This week marks, inconceivably, the 25th anniversary of Sister Act 2: Back in the Habit, a film which still feels so fresh it may as well have been made yesterday – a work of art whose ambition and execution redefined what sequels could do. How did such a film come to be? Join me as we celebrate its existence, with a never more necessary deep-dive into its origins, making and legacy.
To consider the genesis of Sister Act 2: Back in the Habit you need to go on a journey back to the 1990s. In 1993, the hottest name in Hollywood was Whoopi Goldberg. Sister Act 1 had made bank at the box office, and a sequel was duly churned out, barely malking back its investment. The reasons for its comparative failure are surely due to the risks the film was willing to take.
Sister Act had been stewarded onto the screen by the pretty steady hands of Emile Ardolino, the director of Dirty Dancing, while Sister Act 2 was handed to Bill Duke, a talented filmmaker whose directing career it seems to have nail-gunned. Sister Act’s comedy came from a woman in witness protection misbehaving in a nunnery; in Sister Act 2, Whoopi once again dons her wimple but mostly just behaves, concentrated – as she is – on helping some local kids win a music contest.
About that plot: there are surely few films whose storylines have been rendered so redundant by subsequent events as Sister Act 2. Back in 1993, it would already have been a pretty safe bet that the singer played by Whoopi Goldberg, having unearthed singing talent in nuns in the first Sister Act, would discover some musical aptitude in her pupils in Sister Act 2. But now, looking at a classroom whose students include Lauryn Hill, the question of whether these underdog kids will make it in the end is so dead in the water from the outset that it raises the film to the status of a zen masterpiece. Watching it now takes you into another realm entirely, one wholly divorced from logic or reality. Will these rebellious students turn out to be any good at singing, the film asks you in the beginning, while framing a close-up on the famously brilliant singer of "Killing Me Softly". Will Whoopi’s students win the contest, it then cutely asks, as a series of kids from other schools compete against the woman who released one of the best albums of the decade.

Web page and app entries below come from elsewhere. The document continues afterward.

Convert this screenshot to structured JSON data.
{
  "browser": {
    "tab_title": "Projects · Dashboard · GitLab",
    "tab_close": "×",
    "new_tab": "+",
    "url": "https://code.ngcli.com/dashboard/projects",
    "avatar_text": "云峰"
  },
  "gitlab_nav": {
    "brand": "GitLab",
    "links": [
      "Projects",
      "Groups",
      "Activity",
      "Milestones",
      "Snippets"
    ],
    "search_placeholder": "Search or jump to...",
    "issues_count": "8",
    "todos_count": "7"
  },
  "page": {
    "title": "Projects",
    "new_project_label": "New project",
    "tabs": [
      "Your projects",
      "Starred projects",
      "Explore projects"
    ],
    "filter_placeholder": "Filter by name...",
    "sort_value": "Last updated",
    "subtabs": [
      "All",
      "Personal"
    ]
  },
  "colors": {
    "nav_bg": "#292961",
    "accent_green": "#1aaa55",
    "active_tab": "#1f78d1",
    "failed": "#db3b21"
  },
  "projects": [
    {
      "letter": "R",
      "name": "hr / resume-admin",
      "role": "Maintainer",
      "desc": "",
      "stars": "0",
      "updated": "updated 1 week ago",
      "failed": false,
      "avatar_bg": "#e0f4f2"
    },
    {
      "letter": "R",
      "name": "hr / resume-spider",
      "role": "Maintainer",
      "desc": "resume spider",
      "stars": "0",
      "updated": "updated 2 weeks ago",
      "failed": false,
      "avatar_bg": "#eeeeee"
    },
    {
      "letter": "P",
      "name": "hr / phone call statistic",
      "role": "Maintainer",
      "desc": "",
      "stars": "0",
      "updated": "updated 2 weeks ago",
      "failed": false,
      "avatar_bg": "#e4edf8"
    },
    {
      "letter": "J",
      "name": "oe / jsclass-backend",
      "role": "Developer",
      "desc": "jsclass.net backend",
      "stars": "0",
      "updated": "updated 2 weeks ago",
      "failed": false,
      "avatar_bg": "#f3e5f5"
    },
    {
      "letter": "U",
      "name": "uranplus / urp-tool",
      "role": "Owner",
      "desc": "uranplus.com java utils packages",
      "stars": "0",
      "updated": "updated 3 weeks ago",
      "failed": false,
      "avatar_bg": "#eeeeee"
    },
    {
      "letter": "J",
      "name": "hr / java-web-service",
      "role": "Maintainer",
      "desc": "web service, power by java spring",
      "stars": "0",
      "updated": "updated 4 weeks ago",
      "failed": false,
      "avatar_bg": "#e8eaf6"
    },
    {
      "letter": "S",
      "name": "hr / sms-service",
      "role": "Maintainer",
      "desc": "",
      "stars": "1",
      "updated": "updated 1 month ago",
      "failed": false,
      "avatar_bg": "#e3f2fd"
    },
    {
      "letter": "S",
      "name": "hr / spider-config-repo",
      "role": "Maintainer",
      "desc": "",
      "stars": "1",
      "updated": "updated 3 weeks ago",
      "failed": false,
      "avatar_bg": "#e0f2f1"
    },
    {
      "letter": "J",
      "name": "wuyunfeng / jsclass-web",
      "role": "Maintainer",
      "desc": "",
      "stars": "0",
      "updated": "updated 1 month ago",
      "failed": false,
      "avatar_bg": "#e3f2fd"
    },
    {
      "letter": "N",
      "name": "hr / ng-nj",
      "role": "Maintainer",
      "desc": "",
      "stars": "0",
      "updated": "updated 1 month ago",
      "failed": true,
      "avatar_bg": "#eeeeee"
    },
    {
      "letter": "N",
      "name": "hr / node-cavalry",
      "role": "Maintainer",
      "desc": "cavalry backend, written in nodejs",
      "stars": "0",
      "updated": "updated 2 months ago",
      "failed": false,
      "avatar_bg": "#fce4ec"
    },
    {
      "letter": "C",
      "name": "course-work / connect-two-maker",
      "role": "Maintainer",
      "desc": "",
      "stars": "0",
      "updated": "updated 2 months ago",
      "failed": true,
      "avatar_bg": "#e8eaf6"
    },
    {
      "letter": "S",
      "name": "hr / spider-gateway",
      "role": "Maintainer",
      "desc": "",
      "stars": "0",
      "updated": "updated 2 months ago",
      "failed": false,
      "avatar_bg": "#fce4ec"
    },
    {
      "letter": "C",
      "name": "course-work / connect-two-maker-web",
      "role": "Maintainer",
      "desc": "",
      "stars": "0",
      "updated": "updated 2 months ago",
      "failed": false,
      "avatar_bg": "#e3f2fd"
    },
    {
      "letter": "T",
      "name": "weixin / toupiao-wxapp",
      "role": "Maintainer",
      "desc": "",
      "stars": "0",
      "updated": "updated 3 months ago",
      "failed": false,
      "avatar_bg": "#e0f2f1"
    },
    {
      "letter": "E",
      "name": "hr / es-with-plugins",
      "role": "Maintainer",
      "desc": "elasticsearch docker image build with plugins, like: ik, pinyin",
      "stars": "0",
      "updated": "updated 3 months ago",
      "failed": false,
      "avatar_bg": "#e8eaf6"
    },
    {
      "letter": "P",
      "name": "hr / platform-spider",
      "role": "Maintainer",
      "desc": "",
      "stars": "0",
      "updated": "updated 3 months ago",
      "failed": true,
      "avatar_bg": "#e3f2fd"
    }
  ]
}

The film's pleasures, then, which are many, have mostly to do with musical excellence wholly out of whack with the film’s modest capabilities. The film has, adorably, not the faintest idea what to do with the talent it has, which is most visible in a badly staged scene where Hill duets on "His Eye Is On the Sparrow" with Tanya Blount. In the film, the characters are supposed to be sharing a private, intimate moment, which is interrupted when they are overheard by a passing nun – but, because Sister Act 2 is so ham-fisted, the interruption comes about 40 seconds into the song, meaning viewers miss out on a potential three more minutes of extraordinarily soaring gospel vocalising.
Why not interrupt them when the song is nearly finished? In the late stages, the kids (spoiler alert) win the singing contest with a rendition of "Joyful, Joyful" that is tacky, obviously written by a clueless grown-up in a nice apartment, and arranged with the worst, cheapest R’n’B fripperies that the time could offer. The second the Casio-style beat kicks in after Hill’s stunning a cappella introduction is surely one of the most tragic moments in cinema.
The one performance that unequivocally pops is Ryan Toby taking everybody to church on "Oh Happy Day", in a scene that mercifully stages the performance with no added nonsense, and where the singing takes centre stage. Bill Duke is savvy enough to chuck in a Whoopi reaction shot and a Maggie Smith reaction shot in quick succession, the two Oscar winners delivering the goods here. Incidentally, my favourite piece of Sister Act 2-related trivia is that Toby would go on to co-write "Miami" for Will Smith. (The best piece of trivia related to the franchise is that Bette Midler was originally supposed to play the main role but backed out, fearing that "her audience wouldn’t want to see her play a nun".)
Sister Act 2 is also important for the vital claim it stakes on a sorely underrated genre: the "getting the kids to listen" film, which had something of a heyday in the 90s – that era, of course, being a time when anything the "youth" did, from listening to rap music to taking ecstasy, via having sex in the middle of an AIDS epidemic, seemingly petrified anyone over the age of 30, as satirised in the film Pleasantville (1998). As a result of this generational panic, the decade witnessed a sub-trend of teachers getting the darned teens to get an education – in films like Dangerous Minds (1995), in which Michelle Pfeiffer hilariously gets her miscreant students interested in… Bob Dylan!
Sister Act 2 gamely goes along with this nonsense, featuring scenes where Whoopi gets in on the then-trend for "yo mama" jokes, astonishing her young charges with her feisty smarts. (Every young actor in the film, being a fully trained singer, has about as much street cred as the Hot Cops in Arrested Development.)
Whoopi Goldberg has gone on record as saying that she expects there to be a follow-up to the film. We pray for a cameo from L-Boogie. Joyful joyful, Lord, we adore thee.